The vole excavates a system of burrows in a waterside bank and the entrances may be above or below water. Inside the burrow, it builds a ball-shaped nest of grass and other plant material. These nests may also be built under driftwood or on the water bank if there is thick vegetation there. It may also build a small platform of grass and twigs on tufts of weed where it will sunbathe.
The water vole does not always live at the water's edge. In central Europe, it lives rather like a mole, some distance from water, burrowing in woodland, meadows, crop fields and gardens.
It burrows just under the surface, pushing the dug-out soil upwards into little heaps.
The water vole is active by day and night, and spends most of its time eating. It moves through grasses, sedges, willow shoots and other waterside plants, grasping the stems in its forepaws, tearing at them and biting out the best parts. A trail of discarded fragments and stumps is left behind.
The water vole is, of course, a very good swimmer, paddling with all four legs, blunt nose held clear of the water. Its short dense undercoat, covered by the long outer fur, keeps the vole warm and dry.
Water voles have a few natural predators including herons, owls, pike, mink and otters. When chased underwater by an enemy, such as an otter, the vole kicks up a cloud of mud that acts like a smokescreen, giving the vole a chance to escape via one of its underwater burrow entrances.
This begins in March and may carry on through the summer into early winter, depending on the weather. A nest is made of woven grass stems and this is usually below ground in a burrow, or it may be at the base of sedges on marshy ground. After a gestation period (time between mating and birth) of 20 - 22 days, the female gives birth to up to eight young, usually five. The babies are blind and naked at birth and weigh only 5 grams. During its first week of life a baby vole puts on 1 gramme in weight per day. At five days old, they have grown their furry coats and their eyes are open three days later.
At fourteen days, the young are weaned and are about half the normal adult size. Young voles are a very dark brown with an almost black tail and are sometimes found away from water in damp woodland and grassy areas.
Females usually have three or four litters in a year and sometimes the young of the first litter may produce litters of two young by the end of the summer.
Water Voles and Humans
In Britain the water vole is regarded as inoffensive and harmless.
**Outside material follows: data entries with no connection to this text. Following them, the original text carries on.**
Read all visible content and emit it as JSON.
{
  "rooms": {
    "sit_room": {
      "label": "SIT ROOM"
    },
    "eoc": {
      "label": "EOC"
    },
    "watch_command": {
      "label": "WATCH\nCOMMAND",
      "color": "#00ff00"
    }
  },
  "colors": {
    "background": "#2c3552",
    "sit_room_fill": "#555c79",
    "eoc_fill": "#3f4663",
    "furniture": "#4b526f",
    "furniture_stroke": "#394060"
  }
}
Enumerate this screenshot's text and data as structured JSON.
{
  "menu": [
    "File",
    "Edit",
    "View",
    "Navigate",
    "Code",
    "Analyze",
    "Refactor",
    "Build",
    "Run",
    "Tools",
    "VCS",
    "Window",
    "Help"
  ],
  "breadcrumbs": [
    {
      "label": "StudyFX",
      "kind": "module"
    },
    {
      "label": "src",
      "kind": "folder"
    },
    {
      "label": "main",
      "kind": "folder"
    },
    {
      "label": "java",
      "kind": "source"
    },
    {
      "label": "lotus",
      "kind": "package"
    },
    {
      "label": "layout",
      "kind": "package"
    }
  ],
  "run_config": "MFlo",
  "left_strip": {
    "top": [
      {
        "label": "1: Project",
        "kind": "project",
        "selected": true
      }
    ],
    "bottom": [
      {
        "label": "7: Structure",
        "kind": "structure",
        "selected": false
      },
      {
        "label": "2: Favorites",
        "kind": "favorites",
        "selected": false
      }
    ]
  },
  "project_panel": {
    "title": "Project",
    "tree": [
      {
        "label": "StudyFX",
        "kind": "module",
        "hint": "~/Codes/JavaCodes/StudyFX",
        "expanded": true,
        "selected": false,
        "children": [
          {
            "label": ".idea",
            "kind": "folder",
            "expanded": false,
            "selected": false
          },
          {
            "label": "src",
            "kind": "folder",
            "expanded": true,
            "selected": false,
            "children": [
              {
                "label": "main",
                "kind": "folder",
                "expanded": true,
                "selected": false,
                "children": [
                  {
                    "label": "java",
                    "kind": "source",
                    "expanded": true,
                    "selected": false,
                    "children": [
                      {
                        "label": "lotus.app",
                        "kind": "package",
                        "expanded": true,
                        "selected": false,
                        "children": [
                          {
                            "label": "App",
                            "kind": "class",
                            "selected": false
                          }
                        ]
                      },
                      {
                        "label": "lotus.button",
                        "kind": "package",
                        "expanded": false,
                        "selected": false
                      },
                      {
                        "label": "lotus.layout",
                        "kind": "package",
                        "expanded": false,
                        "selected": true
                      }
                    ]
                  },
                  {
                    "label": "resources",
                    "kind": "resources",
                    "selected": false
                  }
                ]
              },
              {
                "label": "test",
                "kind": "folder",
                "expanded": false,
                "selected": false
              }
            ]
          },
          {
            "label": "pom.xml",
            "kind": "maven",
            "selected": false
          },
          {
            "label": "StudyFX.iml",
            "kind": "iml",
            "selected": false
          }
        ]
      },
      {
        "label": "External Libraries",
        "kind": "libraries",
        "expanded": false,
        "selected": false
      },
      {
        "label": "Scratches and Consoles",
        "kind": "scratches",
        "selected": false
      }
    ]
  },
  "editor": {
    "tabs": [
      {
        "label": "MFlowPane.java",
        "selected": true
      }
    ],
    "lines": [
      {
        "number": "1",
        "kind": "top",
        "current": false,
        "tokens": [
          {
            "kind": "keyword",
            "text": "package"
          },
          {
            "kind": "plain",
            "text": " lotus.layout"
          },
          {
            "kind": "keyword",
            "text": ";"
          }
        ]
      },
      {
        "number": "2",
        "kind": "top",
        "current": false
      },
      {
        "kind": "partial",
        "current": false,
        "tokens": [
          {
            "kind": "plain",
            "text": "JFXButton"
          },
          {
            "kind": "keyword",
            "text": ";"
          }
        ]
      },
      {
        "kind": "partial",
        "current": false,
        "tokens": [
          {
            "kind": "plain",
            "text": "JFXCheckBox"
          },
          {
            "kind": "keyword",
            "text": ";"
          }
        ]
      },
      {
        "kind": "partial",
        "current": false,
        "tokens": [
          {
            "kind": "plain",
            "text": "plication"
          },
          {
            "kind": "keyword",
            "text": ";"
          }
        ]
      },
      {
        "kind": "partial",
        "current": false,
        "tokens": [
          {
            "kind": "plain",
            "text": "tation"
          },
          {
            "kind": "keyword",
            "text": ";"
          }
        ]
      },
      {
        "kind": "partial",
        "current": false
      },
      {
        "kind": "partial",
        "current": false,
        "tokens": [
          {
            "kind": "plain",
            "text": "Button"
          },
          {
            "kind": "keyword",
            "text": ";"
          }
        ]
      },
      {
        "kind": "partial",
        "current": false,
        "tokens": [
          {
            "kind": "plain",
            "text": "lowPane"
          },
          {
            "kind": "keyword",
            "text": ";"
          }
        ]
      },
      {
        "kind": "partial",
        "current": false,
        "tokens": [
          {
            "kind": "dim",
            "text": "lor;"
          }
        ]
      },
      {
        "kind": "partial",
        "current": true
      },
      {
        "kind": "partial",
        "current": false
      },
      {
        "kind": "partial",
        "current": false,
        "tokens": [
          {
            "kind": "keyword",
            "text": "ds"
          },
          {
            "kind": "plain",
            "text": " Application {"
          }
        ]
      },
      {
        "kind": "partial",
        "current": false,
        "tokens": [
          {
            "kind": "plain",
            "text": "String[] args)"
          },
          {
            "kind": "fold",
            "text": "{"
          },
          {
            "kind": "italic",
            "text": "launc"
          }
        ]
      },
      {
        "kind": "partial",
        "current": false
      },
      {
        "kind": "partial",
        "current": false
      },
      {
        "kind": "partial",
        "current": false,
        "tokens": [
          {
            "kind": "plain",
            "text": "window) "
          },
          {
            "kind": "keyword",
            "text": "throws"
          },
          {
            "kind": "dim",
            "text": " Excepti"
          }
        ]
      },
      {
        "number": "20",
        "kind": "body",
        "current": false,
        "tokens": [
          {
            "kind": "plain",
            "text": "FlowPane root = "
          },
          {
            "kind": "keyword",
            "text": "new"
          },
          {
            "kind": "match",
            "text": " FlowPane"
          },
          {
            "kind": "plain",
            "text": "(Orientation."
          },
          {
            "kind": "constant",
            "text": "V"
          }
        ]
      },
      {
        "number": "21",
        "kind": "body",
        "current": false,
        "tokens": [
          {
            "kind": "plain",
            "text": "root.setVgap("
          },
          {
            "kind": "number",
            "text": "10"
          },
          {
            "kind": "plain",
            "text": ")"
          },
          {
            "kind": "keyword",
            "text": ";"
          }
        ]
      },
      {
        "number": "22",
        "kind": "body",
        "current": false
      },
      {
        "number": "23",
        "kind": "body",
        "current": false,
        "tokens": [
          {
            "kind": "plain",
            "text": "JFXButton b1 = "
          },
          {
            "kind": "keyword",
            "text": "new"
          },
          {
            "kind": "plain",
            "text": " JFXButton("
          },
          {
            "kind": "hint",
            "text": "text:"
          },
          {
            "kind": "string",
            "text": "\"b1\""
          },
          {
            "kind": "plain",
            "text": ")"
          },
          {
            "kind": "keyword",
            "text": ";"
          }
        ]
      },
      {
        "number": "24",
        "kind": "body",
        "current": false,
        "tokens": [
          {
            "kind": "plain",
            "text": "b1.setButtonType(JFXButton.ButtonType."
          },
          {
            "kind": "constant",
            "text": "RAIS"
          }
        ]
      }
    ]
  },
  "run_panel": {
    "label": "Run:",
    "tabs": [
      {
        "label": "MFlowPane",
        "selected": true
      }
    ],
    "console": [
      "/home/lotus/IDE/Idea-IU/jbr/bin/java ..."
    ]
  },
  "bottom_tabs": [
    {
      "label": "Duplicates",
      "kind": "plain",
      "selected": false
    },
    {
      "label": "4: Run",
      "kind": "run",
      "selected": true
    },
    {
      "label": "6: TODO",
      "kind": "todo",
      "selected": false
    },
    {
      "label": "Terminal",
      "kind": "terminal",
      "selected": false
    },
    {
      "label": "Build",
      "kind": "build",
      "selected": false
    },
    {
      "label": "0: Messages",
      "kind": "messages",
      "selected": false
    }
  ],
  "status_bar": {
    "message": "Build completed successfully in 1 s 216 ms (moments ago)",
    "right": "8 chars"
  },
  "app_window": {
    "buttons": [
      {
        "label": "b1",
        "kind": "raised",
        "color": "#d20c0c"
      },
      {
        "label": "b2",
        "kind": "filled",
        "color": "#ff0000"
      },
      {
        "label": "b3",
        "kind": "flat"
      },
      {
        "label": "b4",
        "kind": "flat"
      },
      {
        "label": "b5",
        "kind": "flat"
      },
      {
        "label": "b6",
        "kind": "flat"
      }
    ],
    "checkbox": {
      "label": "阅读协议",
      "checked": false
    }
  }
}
Although the populations fluctuate widely, they rarely increase to a level where they do much damage - just occasionally their burrows undermine banks. In fact, it is thought that populations of water voles may be decreasing in Britain. This is probably due to the effects of habitat destruction and pollution of rivers and other water habitats.
Water voles are regarded as pests in continental Europe. “Plagues” of water voles sometimes occur and when this happens they eat so much vegetation that they reduce their environment to semi-desert, undermined by burrows and worn pathways. Crops are also attacked. Straight after this kind of event, the population drops dramatically, most likely due to a lack of food.
In Holland, water voles can be a serious threat to the tulip harvest as they eat the young bulbs in winter. In some areas, fruit trees may be attacked, the voles gnawing their roots so they wither and die.
In Russia, the water vole is hunted for its fur.
Image: Vole (Water) by Barry Goble